Texas Senate Finance Committee – MMHPI – Meadows Mental Health Policy Institute
Legislative UpdatesTexas Senate Finance Committee

Texas Senate Finance Committee

SUMMARY – On June 28, President and CEO Andy Keller, PhD, provided invited testimony before the Senate Finance Committee as the committee reviewed opportunities for additional mental health investments in advance of the 88th Legislative Session.

As he had during invited testimony the week before at a hearing of the Texas Senate Special Committee to Protect All Texans, Andy pushed back against the media perception that Texas is at the bottom in mental health care in America in multiple ranking lists.

“Those rankings are supposed to be used to look at comparisons around particular policy decisions that states might make,” Andy told the committee. “Those reports were never designed to have the data picked out and used as they were.”

He added that the data utilized was largely collected before 2015, not accounting for the investments made to mental health services in Texas over the past several biennia.

No matter the investment, however, if Texas doesn’t develop, attract, and retain the workforce necessary to provide mental health care, it won’t be able to get the most out of those improvements.

“No one in the country has the workforce that they need,” he said. “The biggest crisis right now is that competition with Bucc-ee’s and Target and everyone else. We have people in Texas who will do this work; we just have not been nimble enough, or aggressive enough, in putting the plans together to attract them to work with these folks who we care about.”

“This is a crisis, and we really need to take the same kind of unprecedented action that we took for the pandemic [to expand the workforce].”

Before Andy’s testimony, Senator Jane Nelson took some time to speak in appreciation for everything the state has done to advance mental health care over the past six years.

“It’s important to talk about how far we’ve come,” she said. “Because we weren’t even talking just that short six years ago and look where we are right now. If we hadn’t [improved care], we would be in a whole world of hurt right now.

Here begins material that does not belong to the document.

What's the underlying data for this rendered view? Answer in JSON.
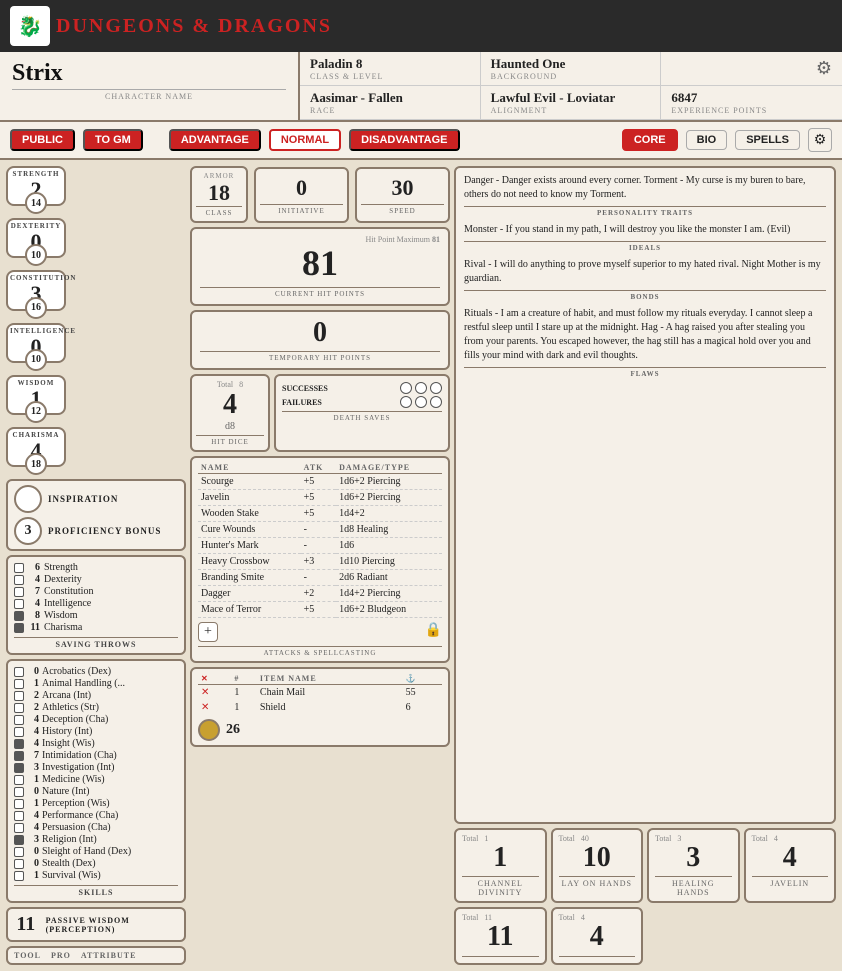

I can’t imagine if we had been locked down for COVID and these kids hadn’t had even what we had at that point.”

She said while more needs to be done, the steps we’ve taken have positioned us to help more children more quickly than we ever could have imagined just a short time ago. Throughout her career, and particularly over the past three legislative sessions, Senator Nelson has been a champion for improving mental health in Texas. She announced her retirement last year.